- **To do**
In the records below, find each line with the word "editor" and copy it.

- **Stored data**
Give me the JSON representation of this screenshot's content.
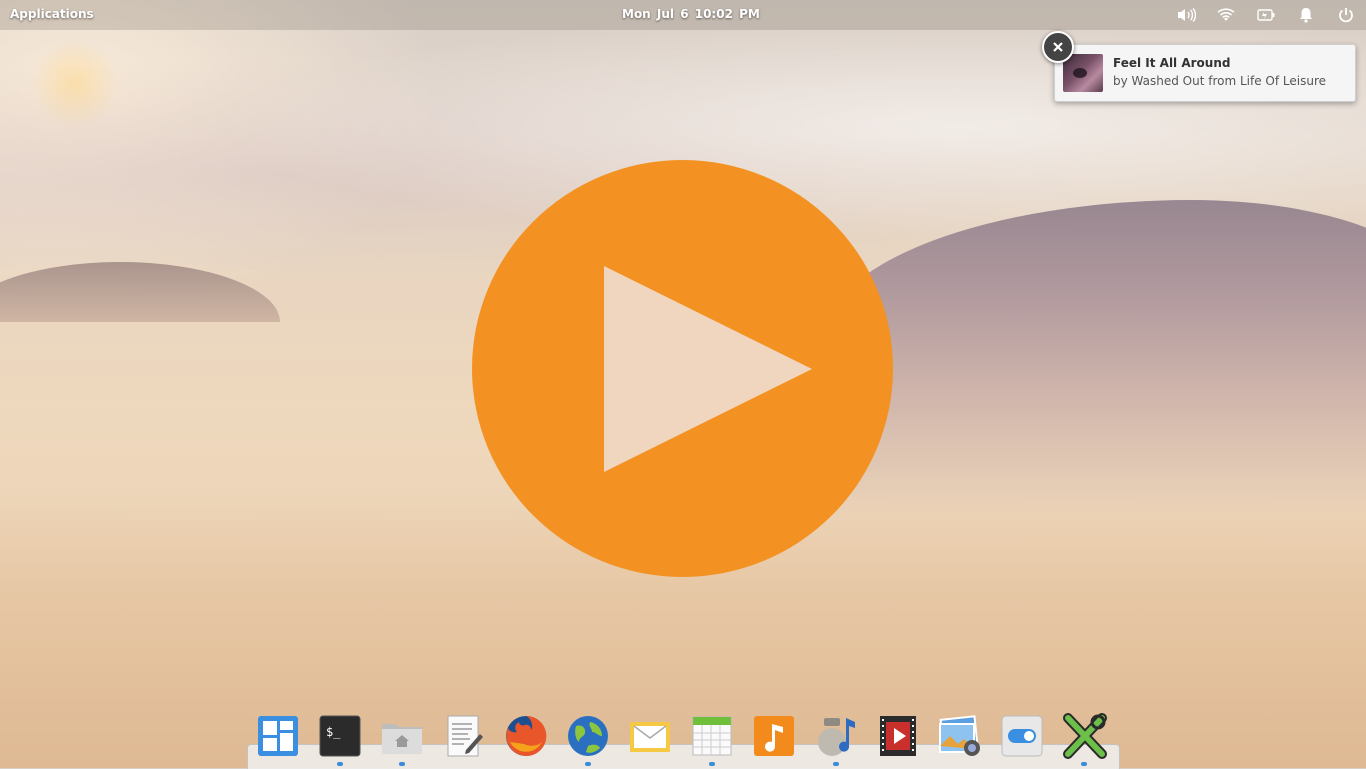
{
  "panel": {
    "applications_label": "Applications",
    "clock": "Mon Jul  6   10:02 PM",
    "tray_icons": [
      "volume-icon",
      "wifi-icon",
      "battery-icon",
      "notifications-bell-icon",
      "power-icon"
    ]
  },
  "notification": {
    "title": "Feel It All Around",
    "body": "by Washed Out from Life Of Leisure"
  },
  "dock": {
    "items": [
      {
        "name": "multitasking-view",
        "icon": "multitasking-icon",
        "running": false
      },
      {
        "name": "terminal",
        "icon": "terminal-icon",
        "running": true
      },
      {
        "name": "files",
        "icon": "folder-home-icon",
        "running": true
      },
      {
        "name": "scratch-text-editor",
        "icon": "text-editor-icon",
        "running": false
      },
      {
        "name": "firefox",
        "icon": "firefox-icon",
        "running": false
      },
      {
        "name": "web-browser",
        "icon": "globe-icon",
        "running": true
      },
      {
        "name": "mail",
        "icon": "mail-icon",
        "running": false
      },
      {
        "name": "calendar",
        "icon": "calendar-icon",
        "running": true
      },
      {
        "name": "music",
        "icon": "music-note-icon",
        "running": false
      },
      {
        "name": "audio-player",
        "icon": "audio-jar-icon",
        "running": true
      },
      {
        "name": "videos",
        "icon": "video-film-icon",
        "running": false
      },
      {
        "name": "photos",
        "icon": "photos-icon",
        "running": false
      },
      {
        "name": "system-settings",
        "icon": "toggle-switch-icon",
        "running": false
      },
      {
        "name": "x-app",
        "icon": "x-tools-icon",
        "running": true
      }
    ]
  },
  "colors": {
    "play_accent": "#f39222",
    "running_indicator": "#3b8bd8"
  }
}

- **Expected output**
        "name": "scratch-text-editor",
        "icon": "text-editor-icon",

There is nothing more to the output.